Component data from apps and pages
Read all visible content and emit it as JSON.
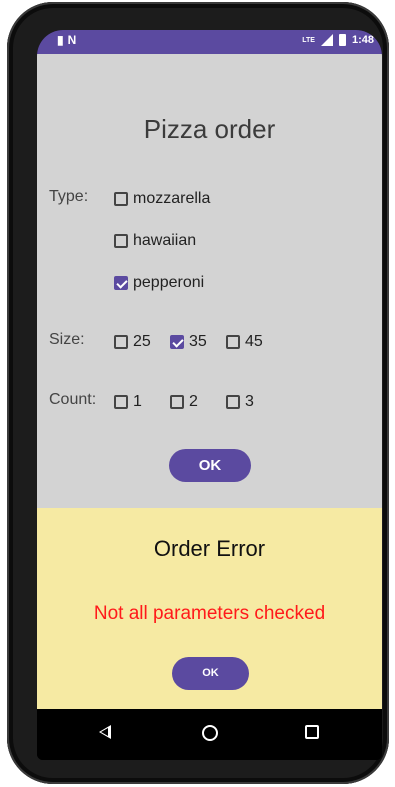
{
  "status_bar": {
    "left_icons": [
      "sim-icon",
      "n-icon"
    ],
    "network": "LTE",
    "time": "1:48"
  },
  "screen": {
    "title": "Pizza order",
    "type": {
      "label": "Type:",
      "options": [
        {
          "label": "mozzarella",
          "checked": false
        },
        {
          "label": "hawaiian",
          "checked": false
        },
        {
          "label": "pepperoni",
          "checked": true
        }
      ]
    },
    "size": {
      "label": "Size:",
      "options": [
        {
          "label": "25",
          "checked": false
        },
        {
          "label": "35",
          "checked": true
        },
        {
          "label": "45",
          "checked": false
        }
      ]
    },
    "count": {
      "label": "Count:",
      "options": [
        {
          "label": "1",
          "checked": false
        },
        {
          "label": "2",
          "checked": false
        },
        {
          "label": "3",
          "checked": false
        }
      ]
    },
    "ok_label": "OK"
  },
  "dialog": {
    "title": "Order Error",
    "message": "Not all parameters checked",
    "ok_label": "OK"
  },
  "colors": {
    "accent": "#5b4aa0",
    "dialog_bg": "#f6eaa3",
    "error_text": "#ff1a1a",
    "app_bg": "#d3d3d3"
  }
}
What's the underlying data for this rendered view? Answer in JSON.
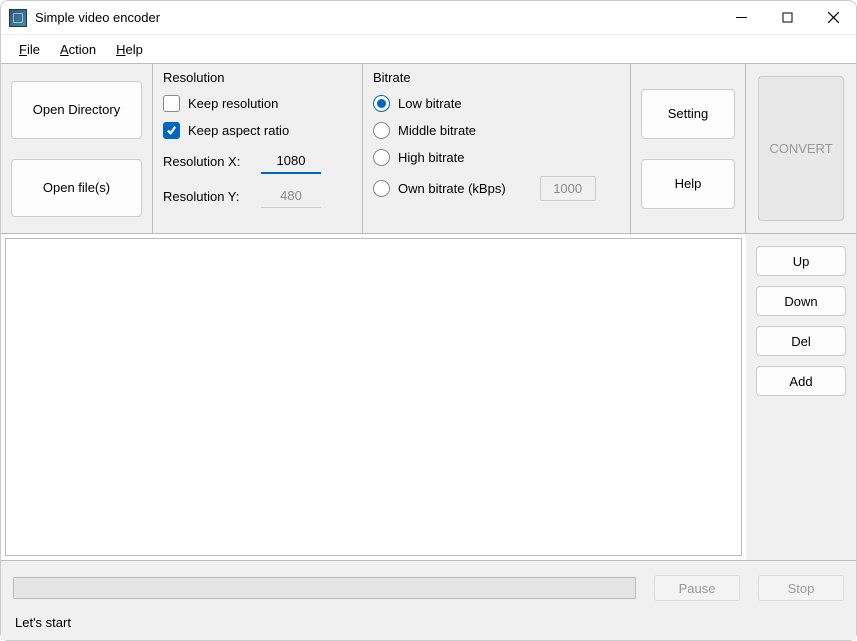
{
  "titlebar": {
    "title": "Simple video encoder"
  },
  "menu": {
    "file": "File",
    "action": "Action",
    "help": "Help"
  },
  "open": {
    "open_dir": "Open Directory",
    "open_files": "Open file(s)"
  },
  "resolution": {
    "title": "Resolution",
    "keep_resolution_label": "Keep resolution",
    "keep_resolution_checked": false,
    "keep_aspect_label": "Keep aspect ratio",
    "keep_aspect_checked": true,
    "x_label": "Resolution X:",
    "x_value": "1080",
    "y_label": "Resolution Y:",
    "y_value": "480"
  },
  "bitrate": {
    "title": "Bitrate",
    "low": "Low bitrate",
    "middle": "Middle bitrate",
    "high": "High bitrate",
    "own": "Own bitrate (kBps)",
    "own_value": "1000",
    "selected": "low"
  },
  "side": {
    "setting": "Setting",
    "help": "Help"
  },
  "convert": {
    "label": "CONVERT"
  },
  "list_buttons": {
    "up": "Up",
    "down": "Down",
    "del": "Del",
    "add": "Add"
  },
  "bottom": {
    "pause": "Pause",
    "stop": "Stop"
  },
  "status": {
    "text": "Let's start"
  }
}
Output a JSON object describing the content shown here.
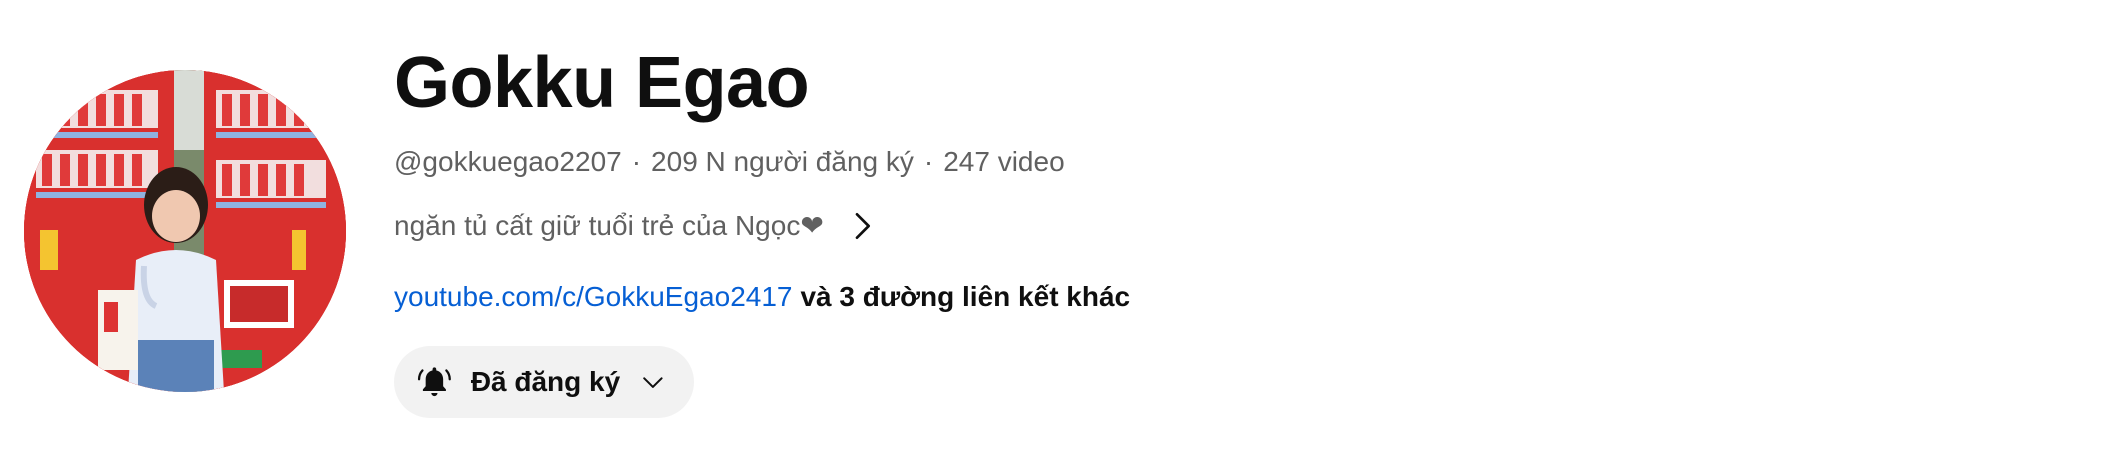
{
  "channel": {
    "name": "Gokku Egao",
    "handle": "@gokkuegao2207",
    "subscribers": "209 N người đăng ký",
    "video_count": "247 video",
    "separator": "·",
    "description": "ngăn tủ cất giữ tuổi trẻ của Ngọc❤"
  },
  "links": {
    "primary_url": "youtube.com/c/GokkuEgao2417",
    "more_links": "và 3 đường liên kết khác"
  },
  "subscribe": {
    "label": "Đã đăng ký"
  },
  "icons": {
    "description_expand": "chevron-right-icon",
    "bell": "bell-icon",
    "dropdown": "chevron-down-icon"
  },
  "colors": {
    "link": "#065fd4",
    "text_primary": "#0f0f0f",
    "text_secondary": "#606060",
    "button_bg": "#f2f2f2"
  }
}
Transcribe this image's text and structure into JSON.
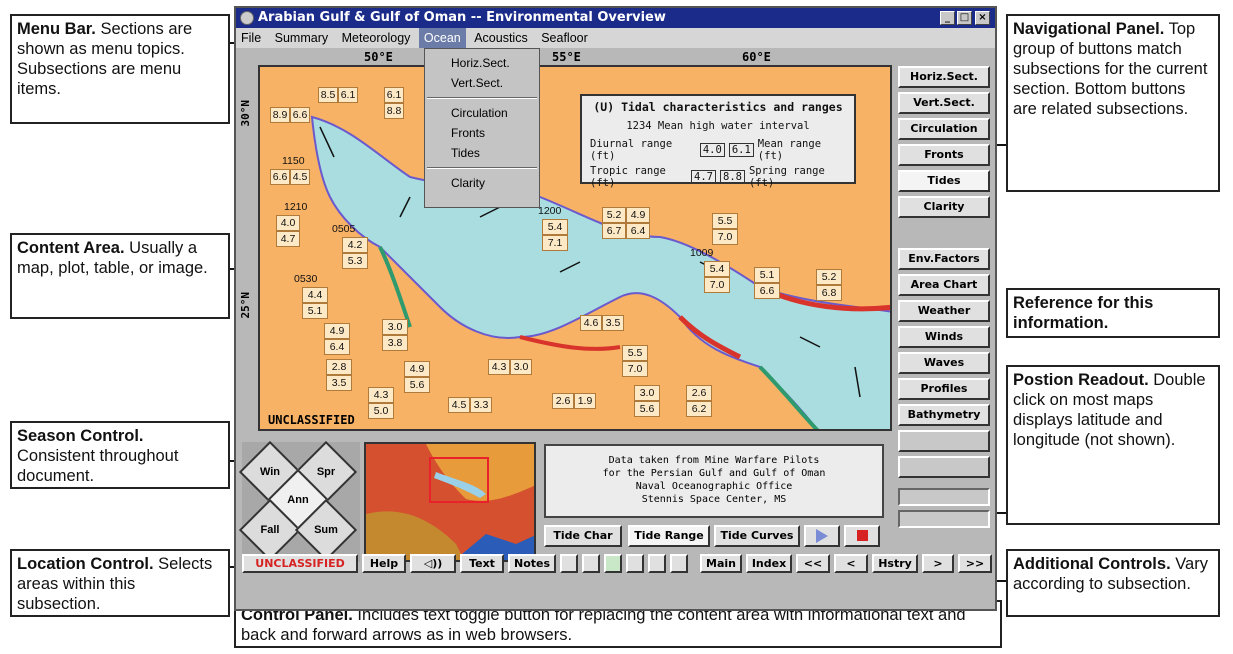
{
  "window": {
    "title": "Arabian Gulf & Gulf of Oman -- Environmental Overview",
    "min": "_",
    "max": "□",
    "close": "×"
  },
  "menu": [
    "File",
    "Summary",
    "Meteorology",
    "Ocean",
    "Acoustics",
    "Seafloor"
  ],
  "dropdown": [
    "Horiz.Sect.",
    "Vert.Sect.",
    "Circulation",
    "Fronts",
    "Tides",
    "Clarity"
  ],
  "map": {
    "longitudes": [
      "50°E",
      "55°E",
      "60°E"
    ],
    "latitudes": [
      "30°N",
      "25°N"
    ],
    "classification": "UNCLASSIFIED",
    "tide_box": {
      "title": "(U) Tidal characteristics and ranges",
      "legend_line1": "1234 Mean high water interval",
      "diurnal": "Diurnal range (ft)",
      "mean": "Mean range (ft)",
      "tropic": "Tropic range (ft)",
      "spring": "Spring range (ft)",
      "v1": "4.0",
      "v2": "6.1",
      "v3": "4.7",
      "v4": "8.8"
    },
    "stations": [
      {
        "a": "8.5",
        "b": "6.1"
      },
      {
        "a": "6.1",
        "b": "8.8"
      },
      {
        "a": "8.9",
        "b": "6.6"
      },
      {
        "a": "6.6",
        "b": "4.5",
        "h": "1150"
      },
      {
        "a": "4.0",
        "b": "4.7",
        "h": "1210"
      },
      {
        "a": "4.2",
        "b": "5.3",
        "h": "0505"
      },
      {
        "a": "4.4",
        "b": "5.1",
        "h": "0530"
      },
      {
        "a": "4.9",
        "b": "6.4"
      },
      {
        "a": "3.0",
        "b": "3.8"
      },
      {
        "a": "2.8",
        "b": "3.5"
      },
      {
        "a": "4.9",
        "b": "5.6"
      },
      {
        "a": "4.3",
        "b": "5.0"
      },
      {
        "a": "4.5",
        "b": "3.3"
      },
      {
        "a": "4.3",
        "b": "3.0"
      },
      {
        "a": "2.6",
        "b": "1.9"
      },
      {
        "a": "4.6",
        "b": "3.5"
      },
      {
        "a": "5.5",
        "b": "7.0"
      },
      {
        "a": "3.0",
        "b": "5.6"
      },
      {
        "a": "2.6",
        "b": "6.2"
      },
      {
        "a": "5.4",
        "b": "7.1",
        "h": "1200"
      },
      {
        "a": "5.2",
        "b": "6.7"
      },
      {
        "a": "4.9",
        "b": "6.4"
      },
      {
        "a": "5.5",
        "b": "7.0"
      },
      {
        "a": "5.4",
        "b": "7.0",
        "h": "1009"
      },
      {
        "a": "5.1",
        "b": "6.6"
      },
      {
        "a": "5.2",
        "b": "6.8"
      }
    ]
  },
  "nav_top": [
    "Horiz.Sect.",
    "Vert.Sect.",
    "Circulation",
    "Fronts",
    "Tides",
    "Clarity"
  ],
  "nav_bottom": [
    "Env.Factors",
    "Area Chart",
    "Weather",
    "Winds",
    "Waves",
    "Profiles",
    "Bathymetry"
  ],
  "season": {
    "win": "Win",
    "spr": "Spr",
    "ann": "Ann",
    "fall": "Fall",
    "sum": "Sum"
  },
  "reference": [
    "Data taken from Mine Warfare Pilots",
    "for the Persian Gulf and Gulf of Oman",
    "Naval Oceanographic Office",
    "Stennis Space Center, MS"
  ],
  "tide_buttons": [
    "Tide Char",
    "Tide Range",
    "Tide Curves"
  ],
  "control": {
    "unclass": "UNCLASSIFIED",
    "help": "Help",
    "sound": "◁))",
    "text": "Text",
    "notes": "Notes",
    "main": "Main",
    "index": "Index",
    "first": "<<",
    "back": "<",
    "history": "Hstry",
    "fwd": ">",
    "last": ">>"
  },
  "callouts": {
    "menubar_title": "Menu Bar.",
    "menubar_text": " Sections are shown as menu topics. Subsections are menu items.",
    "content_title": "Content Area.",
    "content_text": " Usually a map, plot, table, or image.",
    "season_title": "Season Control.",
    "season_text": " Consistent throughout document.",
    "location_title": "Location Control.",
    "location_text": " Selects areas within this subsection.",
    "nav_title": "Navigational Panel.",
    "nav_text": " Top group of buttons match subsections for the current section. Bottom buttons are related subsections.",
    "ref_title": "Reference for this information.",
    "pos_title": "Postion Readout.",
    "pos_text": " Double click on most maps displays latitude and longitude (not shown).",
    "add_title": "Additional Controls.",
    "add_text": " Vary according to subsection.",
    "cp_title": "Control Panel.",
    "cp_text": " Includes text toggle button for replacing the content area with informational text and back and forward arrows as in web browsers."
  }
}
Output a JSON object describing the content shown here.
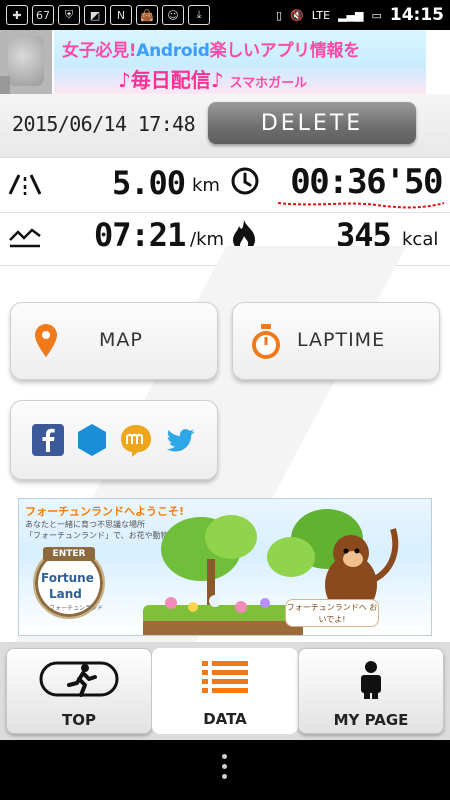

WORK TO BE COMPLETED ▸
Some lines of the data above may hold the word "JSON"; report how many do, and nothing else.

OUTPUT FOR THIS EXERCISE ▸
5